● **Exercise**
From top to bottom, retype the data exactly, passing over any picture.

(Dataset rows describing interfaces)
------------------------------------------------

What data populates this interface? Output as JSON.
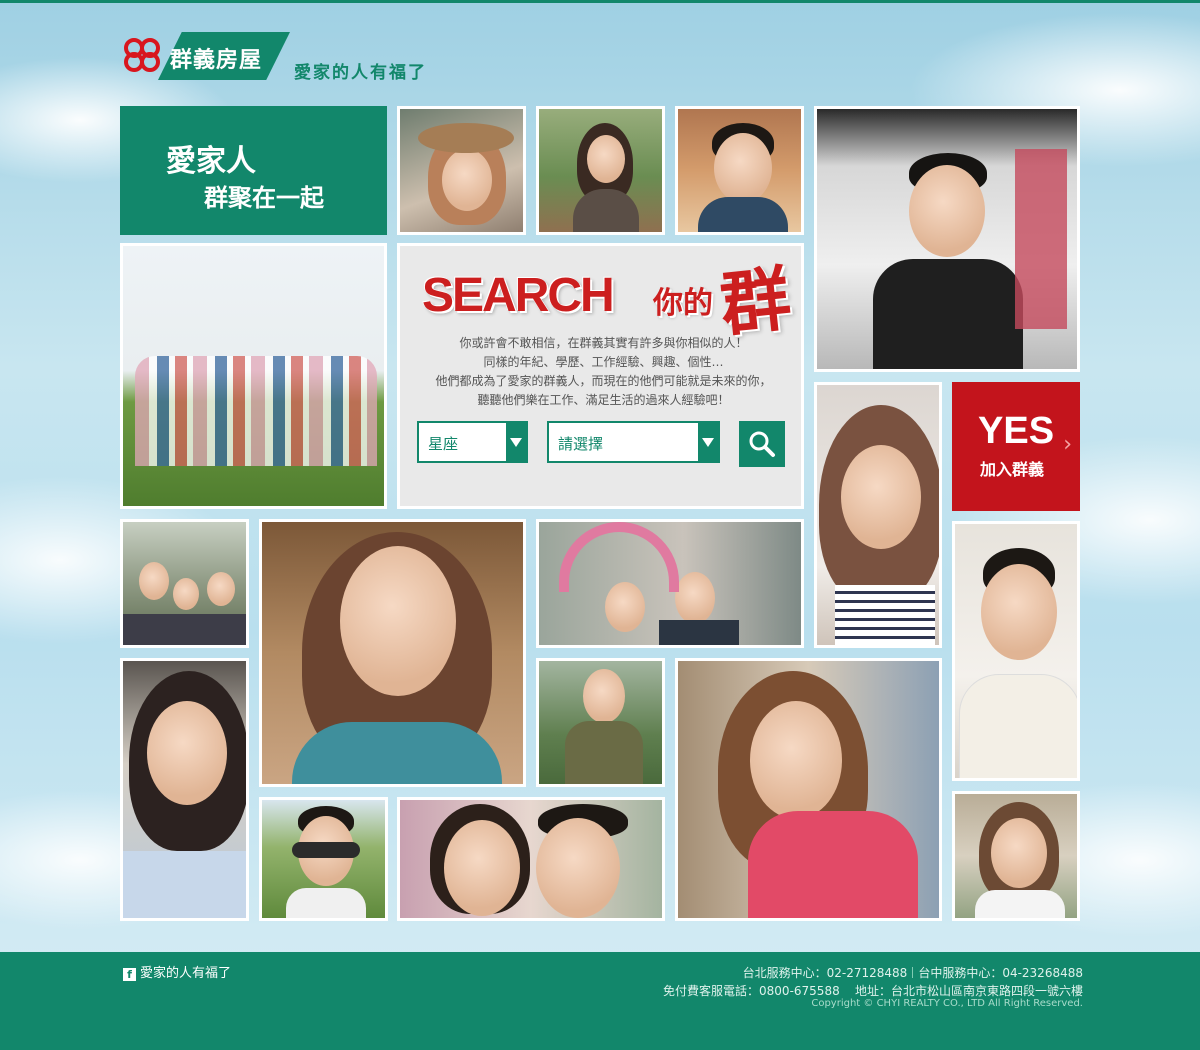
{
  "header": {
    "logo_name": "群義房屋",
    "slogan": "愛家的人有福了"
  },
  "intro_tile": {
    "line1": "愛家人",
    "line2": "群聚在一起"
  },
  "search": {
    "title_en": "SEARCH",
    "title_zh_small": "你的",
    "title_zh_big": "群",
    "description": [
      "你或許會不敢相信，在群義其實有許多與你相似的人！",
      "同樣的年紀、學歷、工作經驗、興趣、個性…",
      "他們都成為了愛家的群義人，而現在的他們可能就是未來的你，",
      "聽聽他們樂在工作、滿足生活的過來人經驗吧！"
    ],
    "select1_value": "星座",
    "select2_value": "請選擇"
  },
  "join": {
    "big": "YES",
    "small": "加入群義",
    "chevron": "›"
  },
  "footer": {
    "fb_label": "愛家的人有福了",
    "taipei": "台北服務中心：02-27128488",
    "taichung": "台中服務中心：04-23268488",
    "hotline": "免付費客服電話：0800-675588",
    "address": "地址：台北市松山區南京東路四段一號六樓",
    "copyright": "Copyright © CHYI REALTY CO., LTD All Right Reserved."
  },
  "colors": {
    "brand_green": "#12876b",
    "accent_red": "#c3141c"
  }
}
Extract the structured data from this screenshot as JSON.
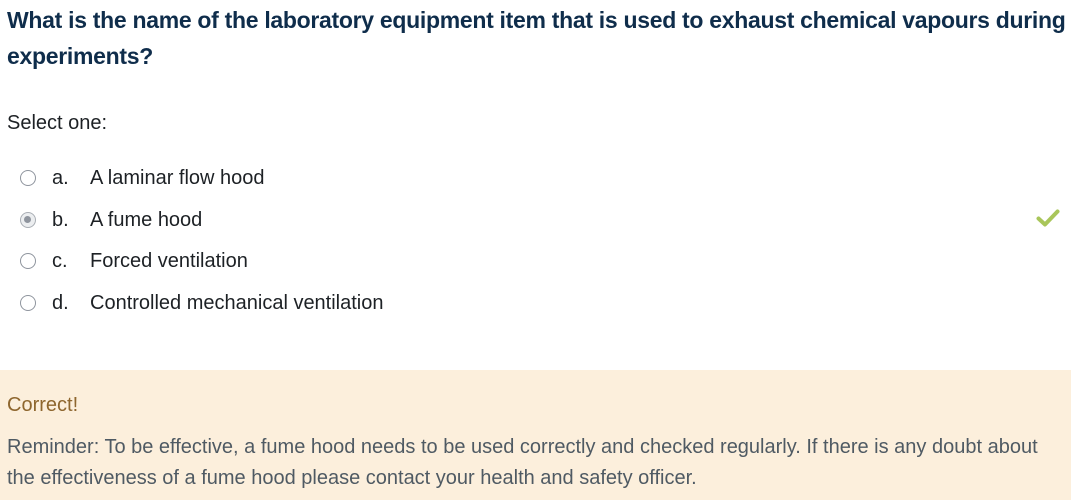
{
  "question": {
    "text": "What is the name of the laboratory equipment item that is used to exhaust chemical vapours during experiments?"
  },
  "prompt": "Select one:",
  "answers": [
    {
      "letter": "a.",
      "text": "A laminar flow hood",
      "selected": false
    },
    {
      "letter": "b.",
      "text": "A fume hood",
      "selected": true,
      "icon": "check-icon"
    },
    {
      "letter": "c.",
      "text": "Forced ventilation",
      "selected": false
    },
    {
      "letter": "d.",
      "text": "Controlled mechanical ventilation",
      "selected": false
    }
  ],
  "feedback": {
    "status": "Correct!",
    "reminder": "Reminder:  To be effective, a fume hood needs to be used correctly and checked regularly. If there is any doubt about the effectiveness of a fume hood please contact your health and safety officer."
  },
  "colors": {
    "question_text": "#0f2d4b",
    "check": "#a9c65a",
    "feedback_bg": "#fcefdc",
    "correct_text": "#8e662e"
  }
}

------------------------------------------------

● **Completed task**
What data populates this interface? Output as JSON.
{
  "header": {
    "logo_name": "群義房屋",
    "slogan": "愛家的人有福了"
  },
  "intro_tile": {
    "line1": "愛家人",
    "line2": "群聚在一起"
  },
  "search": {
    "title_en": "SEARCH",
    "title_zh_small": "你的",
    "title_zh_big": "群",
    "description": [
      "你或許會不敢相信，在群義其實有許多與你相似的人！",
      "同樣的年紀、學歷、工作經驗、興趣、個性…",
      "他們都成為了愛家的群義人，而現在的他們可能就是未來的你，",
      "聽聽他們樂在工作、滿足生活的過來人經驗吧！"
    ],
    "select1_value": "星座",
    "select2_value": "請選擇"
  },
  "join": {
    "big": "YES",
    "small": "加入群義",
    "chevron": "›"
  },
  "footer": {
    "fb_label": "愛家的人有福了",
    "taipei": "台北服務中心：02-27128488",
    "taichung": "台中服務中心：04-23268488",
    "hotline": "免付費客服電話：0800-675588",
    "address": "地址：台北市松山區南京東路四段一號六樓",
    "copyright": "Copyright © CHYI REALTY CO., LTD All Right Reserved."
  },
  "colors": {
    "brand_green": "#12876b",
    "accent_red": "#c3141c"
  }
}
Extract the structured data from this screenshot as JSON.
{
  "question": {
    "text": "What is the name of the laboratory equipment item that is used to exhaust chemical vapours during experiments?"
  },
  "prompt": "Select one:",
  "answers": [
    {
      "letter": "a.",
      "text": "A laminar flow hood",
      "selected": false
    },
    {
      "letter": "b.",
      "text": "A fume hood",
      "selected": true,
      "icon": "check-icon"
    },
    {
      "letter": "c.",
      "text": "Forced ventilation",
      "selected": false
    },
    {
      "letter": "d.",
      "text": "Controlled mechanical ventilation",
      "selected": false
    }
  ],
  "feedback": {
    "status": "Correct!",
    "reminder": "Reminder:  To be effective, a fume hood needs to be used correctly and checked regularly. If there is any doubt about the effectiveness of a fume hood please contact your health and safety officer."
  },
  "colors": {
    "question_text": "#0f2d4b",
    "check": "#a9c65a",
    "feedback_bg": "#fcefdc",
    "correct_text": "#8e662e"
  }
}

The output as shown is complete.